## TASK STATEMENT:
A word-for-word copy of the entries, with the images left out, is what you should write.

Stored data:
'''
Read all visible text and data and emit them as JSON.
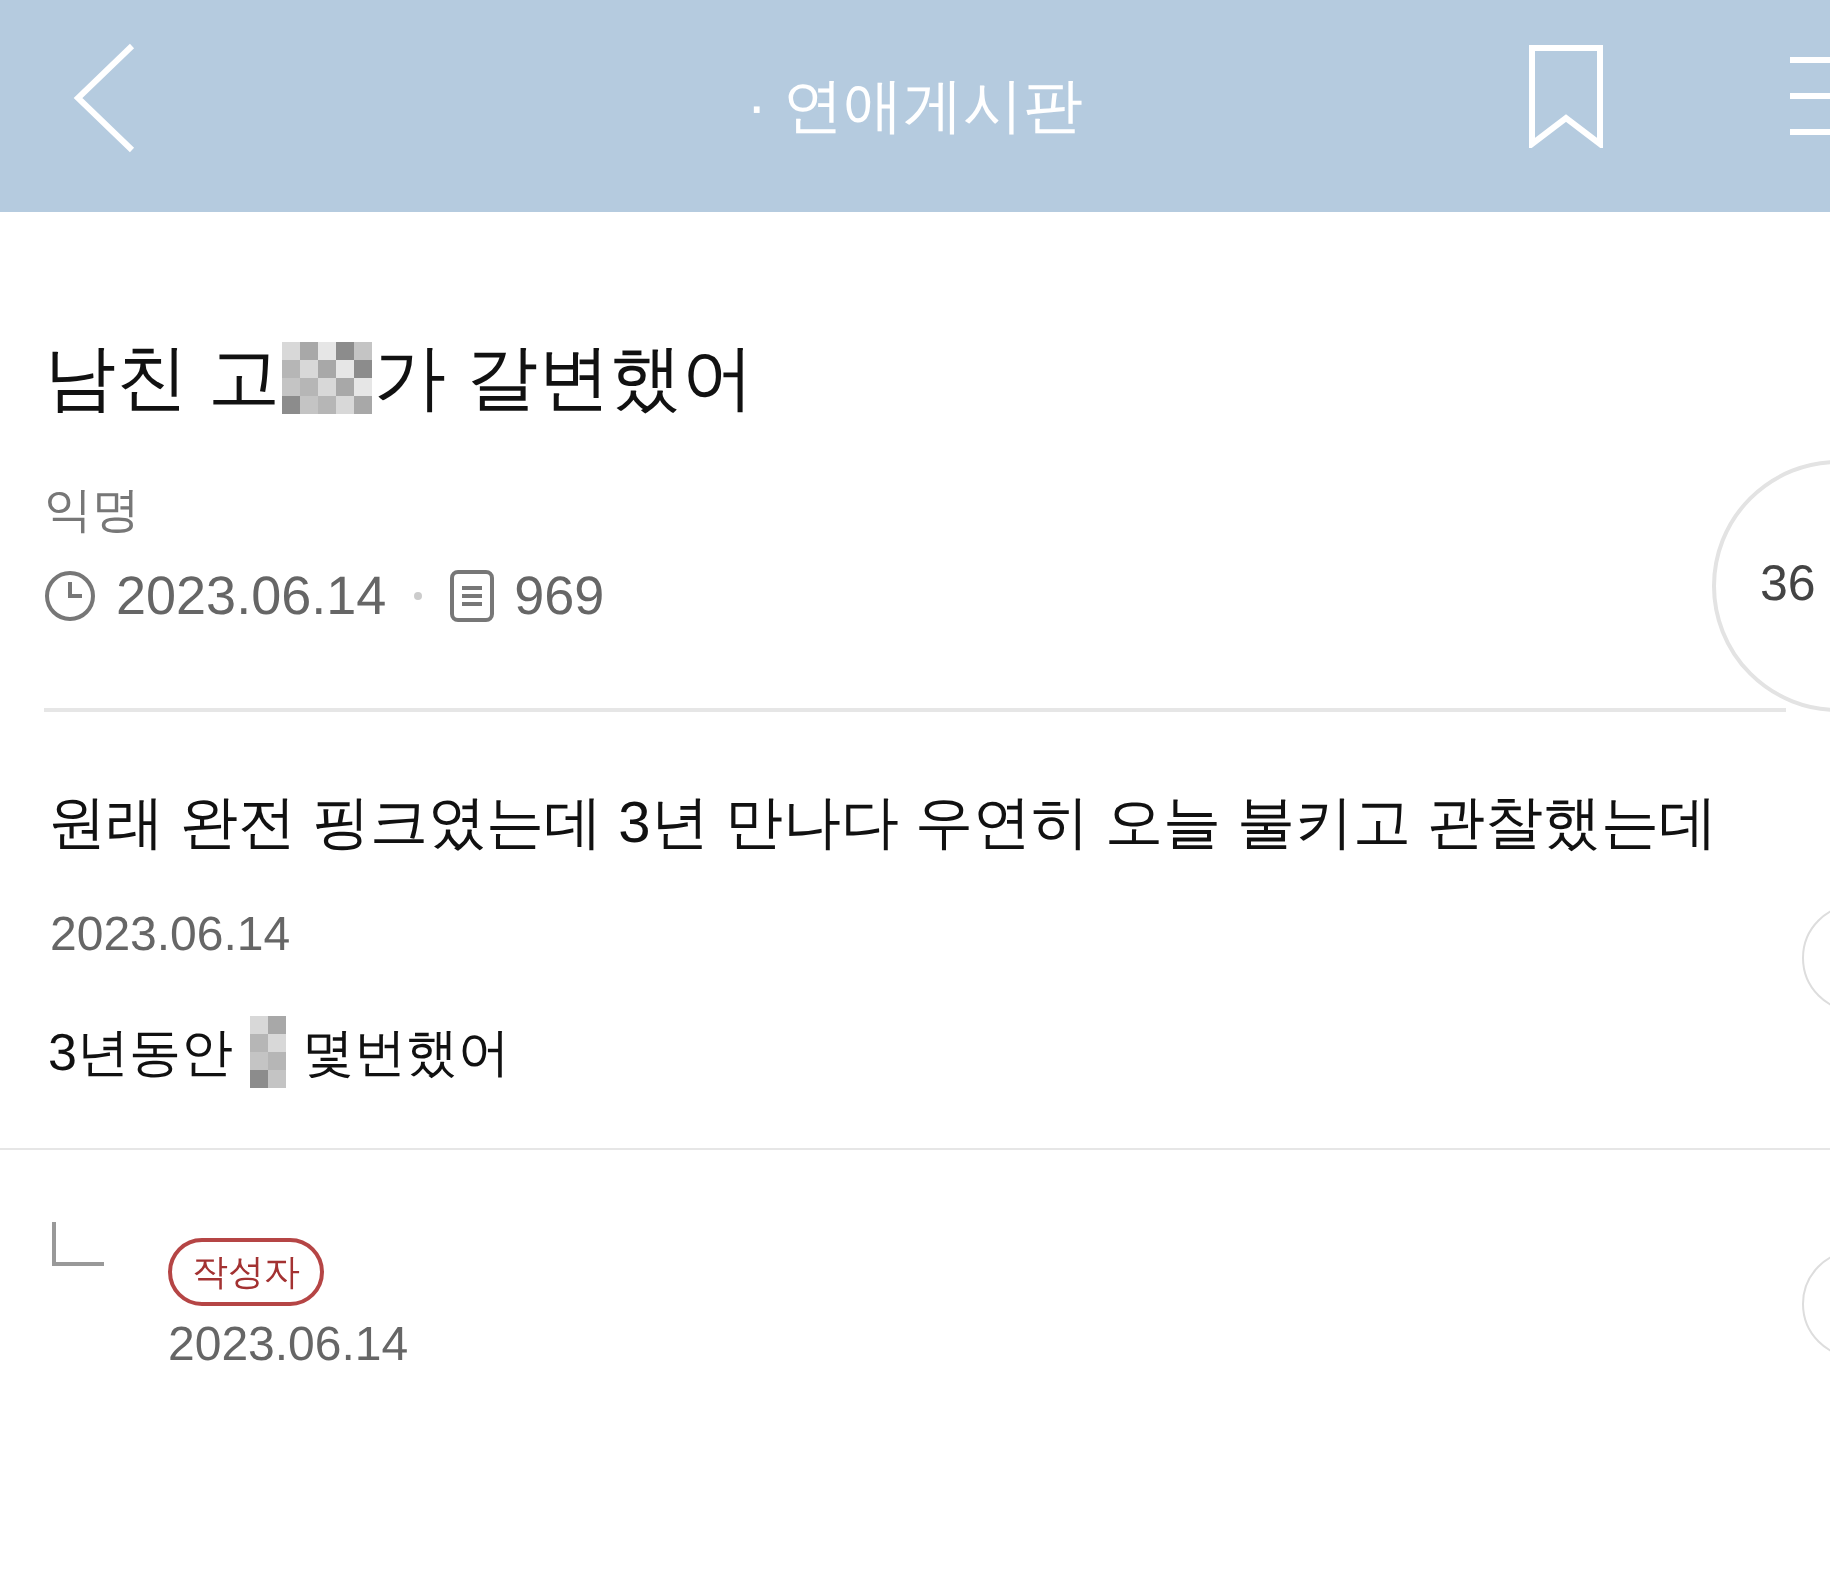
{
  "header": {
    "title": "· 연애게시판"
  },
  "post": {
    "title_before": "남친 고",
    "title_after": "가 갈변했어",
    "author": "익명",
    "date": "2023.06.14",
    "views": "969",
    "like_count": "36"
  },
  "comments": [
    {
      "kind": "comment",
      "text": "원래 완전 핑크였는데 3년 만나다 우연히 오늘 불키고 관찰했는데",
      "date": "2023.06.14",
      "reply_before": "3년동안 ",
      "reply_after": "몇번했어"
    },
    {
      "kind": "reply",
      "badge": "작성자",
      "date": "2023.06.14"
    }
  ]
}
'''
## ANSWER SPACE:
Read all visible text and data and emit them as JSON.
{
  "header": {
    "title": "· 연애게시판"
  },
  "post": {
    "title_before": "남친 고",
    "title_after": "가 갈변했어",
    "author": "익명",
    "date": "2023.06.14",
    "views": "969",
    "like_count": "36"
  },
  "comments": [
    {
      "kind": "comment",
      "text": "원래 완전 핑크였는데 3년 만나다 우연히 오늘 불키고 관찰했는데",
      "date": "2023.06.14",
      "reply_before": "3년동안 ",
      "reply_after": "몇번했어"
    },
    {
      "kind": "reply",
      "badge": "작성자",
      "date": "2023.06.14"
    }
  ]
}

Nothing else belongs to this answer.